If you are looking at rooting chamomile in water, follow these steps:
Chamomile can be rooted in water by placing a healthy stem cutting of about 4 to 6 inches long. Remove the leaves from the bottom two-thirds of the stem before placing in water. Remember to change the water every 2 – 3 days. It may take up to a few weeks to grow new roots. Let the roots grow to about an inch in length and transplant in well-draining soil.
FAQs about Rooting Herbs in Water
Many types of herbs can be rooted in water, including basil, mint, rosemary, sage, and thyme, among others.
It’s best to use clean, fresh water for rooting herbs. You can use tap water that has been allowed to sit for a few hours to allow any chlorine to dissipate, or you can use filtered or distilled water.
A glass jar or vase works well for rooting herbs, as it allows you to easily monitor the progress of the roots. Make sure the container is clean and free of any soap residue.

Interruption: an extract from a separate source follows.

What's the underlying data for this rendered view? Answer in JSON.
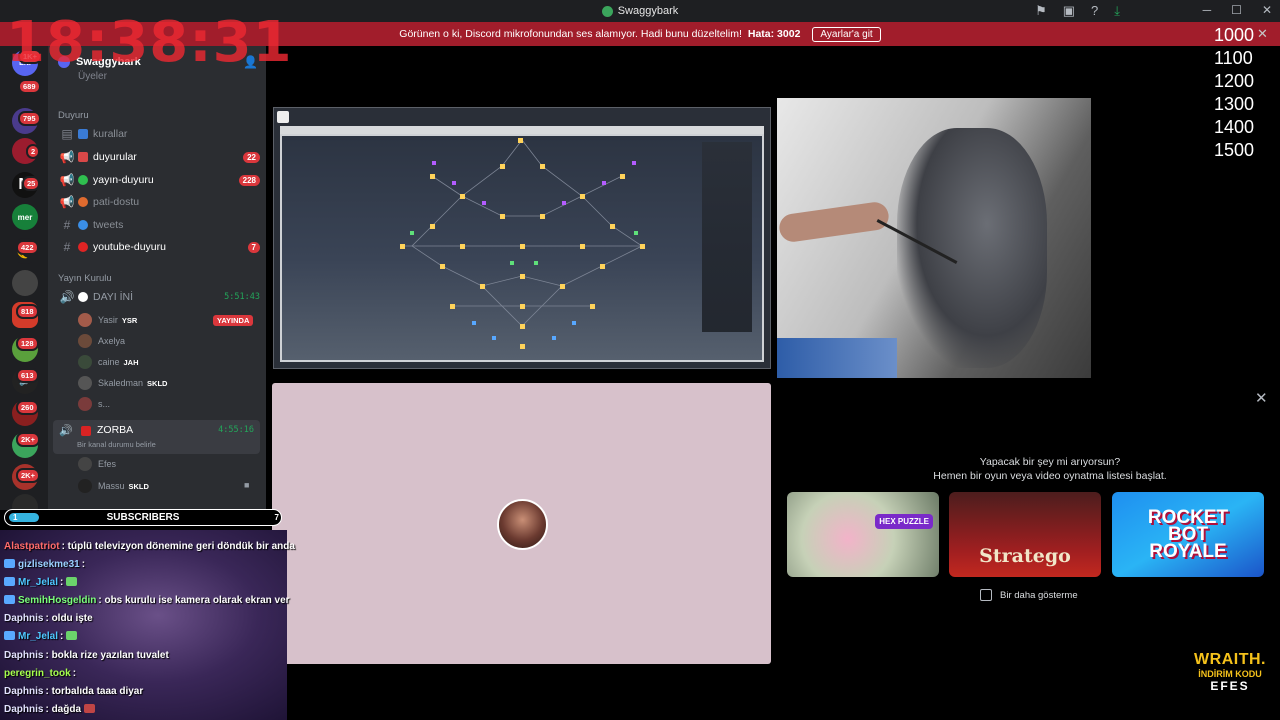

Take a cutting from the herb plant that is about 4-6 inches long and has several sets of leaves. Remove the leaves from the bottom 2 inches of the stem.
The time it takes for herbs to root in water can vary depending on the type of herb and environmental conditions, but it typically takes around 1-2 weeks.
It’s best to change the water every few days to prevent the growth of bacteria and ensure that the cuttings have access to fresh oxygen.
Using rooting hormones can help to encourage the growth of roots, but it’s not necessary for all types of herbs. Basil and mint, for example, will often root well without the use of rooting hormone.
Once the cuttings have developed roots, they should be gradually acclimated to more light before being transplanted into soil. Place the cuttings in a bright, but indirect light for a few hours each day, gradually increasing the amount of time they spend in direct sunlight.
Yes, once the cuttings have developed roots that are at least an inch long, they can be transplanted into soil. Be sure to keep the soil moist and provide the cuttings with plenty of light as they continue to establish themselves.
Water the newly transplanted cuttings regularly to keep the soil moist, but not waterlogged. Provide them with plenty of light and avoid exposing them to extreme temperatures or harsh winds. With the right care, rooted herb cuttings can grow into healthy, mature plants that provide a bountiful supply of fresh herbs.
The Wrap Up
Rooting herbs in water is quick and easy to do and provides better yields than rooting in the soil. What you need to bear in mind is that every classification of the herb in this list has its own level of care, nutrition, and other requirements.
Adhering to this proper care can ensure healthy growth as well as continuous harvests. With a better idea of what herbs, you can root in water, why not try this out next time you want to propagate some of your well-loved herbs?